**WORK ORDER**
How many of the lines below contain "subtitle"? Answer with that number alone.
━━ RECORDS FOR THE EXERCISE
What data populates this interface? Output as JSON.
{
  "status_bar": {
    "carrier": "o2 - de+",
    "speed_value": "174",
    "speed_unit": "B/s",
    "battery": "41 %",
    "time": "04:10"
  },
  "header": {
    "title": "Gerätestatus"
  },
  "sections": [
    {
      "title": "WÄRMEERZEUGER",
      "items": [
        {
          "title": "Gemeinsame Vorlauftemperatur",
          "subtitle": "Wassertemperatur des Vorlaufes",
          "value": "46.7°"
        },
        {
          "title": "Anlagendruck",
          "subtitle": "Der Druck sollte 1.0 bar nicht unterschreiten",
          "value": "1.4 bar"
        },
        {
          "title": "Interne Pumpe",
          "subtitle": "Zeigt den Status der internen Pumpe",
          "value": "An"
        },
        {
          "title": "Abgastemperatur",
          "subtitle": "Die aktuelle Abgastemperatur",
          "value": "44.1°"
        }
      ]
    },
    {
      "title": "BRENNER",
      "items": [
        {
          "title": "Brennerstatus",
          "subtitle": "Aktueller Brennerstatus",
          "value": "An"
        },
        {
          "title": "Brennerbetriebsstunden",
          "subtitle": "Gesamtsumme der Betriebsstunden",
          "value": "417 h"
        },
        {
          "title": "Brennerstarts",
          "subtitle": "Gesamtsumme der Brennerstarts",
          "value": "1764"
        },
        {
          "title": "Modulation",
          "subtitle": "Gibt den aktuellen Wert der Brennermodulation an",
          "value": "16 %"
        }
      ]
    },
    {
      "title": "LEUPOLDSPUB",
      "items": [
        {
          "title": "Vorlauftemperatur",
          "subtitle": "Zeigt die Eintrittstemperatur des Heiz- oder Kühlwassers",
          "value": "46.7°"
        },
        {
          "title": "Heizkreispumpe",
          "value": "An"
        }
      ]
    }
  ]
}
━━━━
**OUTPUT**
9